  • Well stimulation prices are rising as capacity tightens.
  • 2017 capex implies further reduction in DUC inventory.

Canadian geese have started south, pheasant hunting season opened to mixed reviews and drilled but uncompleted wells (DUCs) are clearly in the crosshairs of E&P companies in North Dakota.

At long last the Bakken Shale shows signs of awakening as multiple Bakken E&P companies are moving forward with DUC reduction programs, with further expansion scheduled in early 2017, including one effort on behalf of a publicly held mid-cap to complete 60 inventoried wells.

Officially, the North Dakota Industrial Commission reported E&P companies completed 71 wells in September 2016, while the number of wells waiting on completion dropped by 27 to 861 to close out third-quarter 2016. Service providers report an average 7% decline in DUC inventory heading into the final month of 2016.

All good news.
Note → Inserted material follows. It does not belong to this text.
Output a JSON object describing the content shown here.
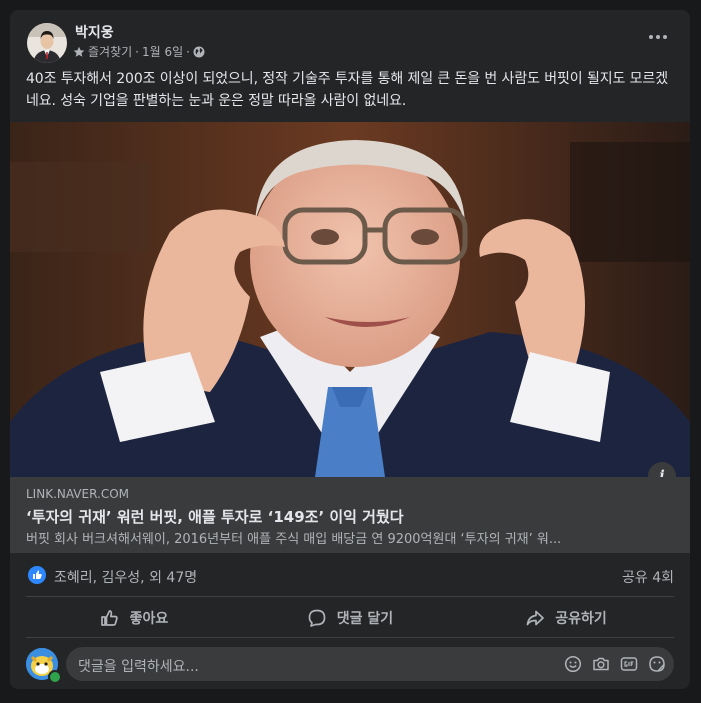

And it doesn’t stop there. Well stimulation firms are reporting an increase in per-stage pricing, making the Bakken the third tight formation play to report price increases for well stimulation. As elsewhere, the price increase relates to greater proppant consumption as E&P companies boost stage count on tighter spacing and add increased proppant loading per stage. Pricing edged above $42,000 per stage, on track with increases reported during fourth-quarter 2016 in the Eagle Ford and Marcellus shales.

Outside of increased consumables, some well stimulation firms implemented a 10% increase for services based on a tightening market and longer waits for crews and equipment, while multiple Williston Basin well stimulation firms are actively signaling a post-Jan. 1 price increase across the board for pressure pumping services. Indeed, while the pace of well completion remains six stages daily on a 24-hr schedule, the actual number of days to complete a lateral increased to 12 as E&P companies face a shortage of readily available crews, with some well stimulation work remaining on extended daylight hours.
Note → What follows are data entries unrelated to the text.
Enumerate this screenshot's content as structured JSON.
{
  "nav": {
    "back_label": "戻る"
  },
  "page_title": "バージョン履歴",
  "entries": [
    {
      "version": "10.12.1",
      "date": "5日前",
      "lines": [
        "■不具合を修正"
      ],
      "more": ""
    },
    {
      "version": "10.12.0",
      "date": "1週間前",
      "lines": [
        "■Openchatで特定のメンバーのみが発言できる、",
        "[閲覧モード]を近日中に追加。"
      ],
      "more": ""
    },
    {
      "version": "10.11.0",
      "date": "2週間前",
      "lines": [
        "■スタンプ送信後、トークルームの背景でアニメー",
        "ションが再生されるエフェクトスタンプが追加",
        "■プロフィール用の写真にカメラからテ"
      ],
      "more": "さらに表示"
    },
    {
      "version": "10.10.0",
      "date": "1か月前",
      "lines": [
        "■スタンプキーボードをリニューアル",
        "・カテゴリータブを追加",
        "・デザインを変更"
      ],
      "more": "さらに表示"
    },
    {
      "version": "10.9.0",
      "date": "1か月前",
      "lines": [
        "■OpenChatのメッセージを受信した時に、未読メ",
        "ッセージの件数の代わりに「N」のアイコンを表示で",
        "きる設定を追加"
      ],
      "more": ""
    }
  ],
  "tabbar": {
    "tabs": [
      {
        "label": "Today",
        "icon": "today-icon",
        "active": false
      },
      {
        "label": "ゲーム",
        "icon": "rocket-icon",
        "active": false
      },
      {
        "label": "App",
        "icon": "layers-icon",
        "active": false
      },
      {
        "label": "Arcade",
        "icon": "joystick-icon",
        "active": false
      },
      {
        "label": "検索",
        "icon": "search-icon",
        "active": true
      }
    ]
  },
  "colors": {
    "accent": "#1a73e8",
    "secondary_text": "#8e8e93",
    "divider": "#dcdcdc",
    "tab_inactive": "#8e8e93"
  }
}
Like the airline industry, announcements of price increase and actual traction in the market are two separate events. Outside the Bakken well stimulation providers continue adding incremental crews nationwide in anticipation of increased demand in 2017 even as pressure pumping fleets rotate through regional markets in search of steady employment.

True to form, regional well stimulation capacity is rising in the Bakken. One E&P company added two well stimulation fleets in fourth-quarter 2016 focusing specifically on its DUC backlog, while a third fleet has entered the play, boosting the regional fleet count to 12. Regional hydraulic horsepower rose to 272,000. The amount of hydraulic horsepower applied per well rose to 27,000 hhp on the basis of modestly longer laterals, an increase in stage count per well and a large jump in the volume of proppant loading, which rose to 15 million pounds per lateral, up from 10.2 million pounds in third-quarter 2016, according to well stimulation firms. Proppant per stage rose 18% to 300,000 lb.
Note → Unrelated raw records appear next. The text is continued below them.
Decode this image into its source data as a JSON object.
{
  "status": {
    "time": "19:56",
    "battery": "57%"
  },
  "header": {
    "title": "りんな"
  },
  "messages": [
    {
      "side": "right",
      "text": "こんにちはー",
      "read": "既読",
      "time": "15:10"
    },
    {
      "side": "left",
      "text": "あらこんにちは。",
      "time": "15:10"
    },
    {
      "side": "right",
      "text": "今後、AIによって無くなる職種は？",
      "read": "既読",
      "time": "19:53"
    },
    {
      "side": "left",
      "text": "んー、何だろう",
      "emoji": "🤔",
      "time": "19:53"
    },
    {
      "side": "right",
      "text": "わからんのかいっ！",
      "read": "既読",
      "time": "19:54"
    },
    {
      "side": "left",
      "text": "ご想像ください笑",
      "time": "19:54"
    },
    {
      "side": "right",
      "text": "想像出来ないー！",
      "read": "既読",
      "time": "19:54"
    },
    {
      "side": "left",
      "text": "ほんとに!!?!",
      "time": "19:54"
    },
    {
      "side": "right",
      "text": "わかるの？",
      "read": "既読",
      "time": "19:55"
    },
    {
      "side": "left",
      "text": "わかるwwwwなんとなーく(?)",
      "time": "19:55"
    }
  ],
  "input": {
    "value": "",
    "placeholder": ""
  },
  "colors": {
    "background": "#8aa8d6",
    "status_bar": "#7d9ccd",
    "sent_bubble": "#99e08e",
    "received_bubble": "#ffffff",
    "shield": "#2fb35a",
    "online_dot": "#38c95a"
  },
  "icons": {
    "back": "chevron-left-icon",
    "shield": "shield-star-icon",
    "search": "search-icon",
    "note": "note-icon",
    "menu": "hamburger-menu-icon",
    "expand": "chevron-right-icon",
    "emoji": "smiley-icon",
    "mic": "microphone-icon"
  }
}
Service providers expect the DUC blowdown will lead to rising demand across all service lines in 2017, including drilling and workover. Well stimulation activity held steady despite the early November retrenchment in oil prices. Every rally in demand for oil service providers in 2016 has been cut short when commodity prices retreated, hence the importance of the OPEC meeting. That said, E&P companies appear committed to higher 2017 capital spending, which will benefit well stimulation early and the drilling sector later.

There were two changes in downhole trends in fourth-quarter 2016, including a jump in average stage count to 50 on an 11% decrease in stage spacing, while average proppant loading, as noted earlier, increased to 15 million pounds per lateral.